4. Better organize your content

Google, and to a lesser extent, customers like neatly organized websites. There is a reason that retail stores – bookstores, supermarkets, department stores – layout their products in logical groupings. ¬†How frustrating would it be to find Harry Potter alongside business strategy books, chips in the freezer section, or dresses mixed in with men’s sports coats? As silly as that sounds, that’s what we do with most of our websites.

One of the exercises that I like to do with all new SEO engagements is to inventory and reorganize all of the content into a handful of categories. Categorizing content helps me to think more strategically about keywords and content that I’m using to secure those crucial keywords. Categorization of content also lets me quickly identify frivolous or wasteful content efforts. You should rarely waste time and money on an article that you don’t expect to bring you revenue.

5. Consolidate Your Content

My new favorite money making SEO content tactic is to consolidate content. As long-form content continues to do better in Google search, gets shared more, and gains more backlinks don’t be discouraged. You probably don’t need to write another word to feed your readers and Google more comprehensive content. Instead, you need to consolidate all of the tiny little articles that you have written and scattered haphazardly on your website.

On a recent SEO campaign, my client wanted to rank for (and gain traffic from) a pretty competitive keyword. My first reaction was that we were going to need to start busting out a lot of new content and fight our way into the keyword space since it was a keyword that we didn’t traditionally track. However, after a quick search of his site, I found six articles that touched on this keyword topic. Of those six, one of them already had some traffic and ranking for this keyword.

Long story made short, I took all of those articles, reorganized, and reshaped them into a more comprehensive guide to the broader topic and relaunched it as a rewrite and expansion of the one ranking article. Along with this consolidation, I also took the opportunity to rewrite the article’s headlines and optimized the subheadings, much of which was a slight tweaking of each of the old pieces that I rolled into this new “guide.”

The final product was an article that was over 5000 words in length and almost immediately (less than ten days) shot to position three on the first page and ranked for five additional related keywords that we were targeting. Disclaimer: Your results may vary, but probably not. You might not always get a home run like this, but I can almost guarantee that your rankings and traffic will increase with each of these consolidations.

6. Make sure sitemap is working

Here is one final point that isn’t as common, but if not done correctly can kill the SEO content performance of your website. Your sitemap, which is a more technical thing, is an XML file that lists all of the pages and posts on your site. This XML file is one of the ways that the Googlebot quickly scans your website for new pages and changes to evaluate for indexing into its search engine.

Most content management systems create this file automatically and keep it updated. However, if you’ve neglected your website or gone plugin crazy with WordPress, there is a good chance you have mangled or degraded the effectiveness of this critical SEO tool.

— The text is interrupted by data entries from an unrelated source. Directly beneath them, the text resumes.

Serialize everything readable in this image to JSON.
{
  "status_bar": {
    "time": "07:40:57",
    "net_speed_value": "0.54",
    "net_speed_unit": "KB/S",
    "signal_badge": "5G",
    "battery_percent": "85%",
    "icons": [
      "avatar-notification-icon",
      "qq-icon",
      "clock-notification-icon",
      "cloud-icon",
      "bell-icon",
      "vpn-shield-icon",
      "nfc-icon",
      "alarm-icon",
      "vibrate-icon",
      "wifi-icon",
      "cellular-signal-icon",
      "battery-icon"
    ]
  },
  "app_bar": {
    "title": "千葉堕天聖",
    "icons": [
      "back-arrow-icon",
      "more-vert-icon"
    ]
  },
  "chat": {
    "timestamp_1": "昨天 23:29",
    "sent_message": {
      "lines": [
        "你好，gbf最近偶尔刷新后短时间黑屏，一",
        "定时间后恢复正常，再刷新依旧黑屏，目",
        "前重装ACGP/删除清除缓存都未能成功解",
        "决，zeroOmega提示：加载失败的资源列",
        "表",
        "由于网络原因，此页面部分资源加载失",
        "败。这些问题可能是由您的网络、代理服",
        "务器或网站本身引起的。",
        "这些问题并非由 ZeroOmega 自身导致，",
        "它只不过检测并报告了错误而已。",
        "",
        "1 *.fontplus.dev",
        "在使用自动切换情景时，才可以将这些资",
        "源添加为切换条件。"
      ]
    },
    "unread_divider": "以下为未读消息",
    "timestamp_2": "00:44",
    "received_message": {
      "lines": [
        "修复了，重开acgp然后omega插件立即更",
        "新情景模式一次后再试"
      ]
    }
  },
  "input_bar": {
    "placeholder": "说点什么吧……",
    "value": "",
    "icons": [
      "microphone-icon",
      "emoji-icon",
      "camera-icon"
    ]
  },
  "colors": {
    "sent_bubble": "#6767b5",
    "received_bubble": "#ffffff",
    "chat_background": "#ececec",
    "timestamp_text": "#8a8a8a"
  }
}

Improving your website’s Google search rankings and resulting organic traffic is often a matter of starting with what you have, building a stronger foundation, and then, and only then, diving into some of the more advanced SEO content strategies and tactics.

Do you want us to take a quick peek at your website? Contact us, and we’d be happy to do a quick SEO site review and give you a starting point to your winning SEO content strategy.

Photo by Kaleidico on Unsplash

Bill Rice
About Bill Rice
Bill Rice is the Founder & CEO of Kaleidico. Bill is an expert in designing online lead generation strategies and programs. Kaleidico blends web design, development, SEO, PPC, content marketing, and email marketing to generate leads for mortgage lenders, law firms, fintech, and other businesses looking to grow a consumer-direct online strategy.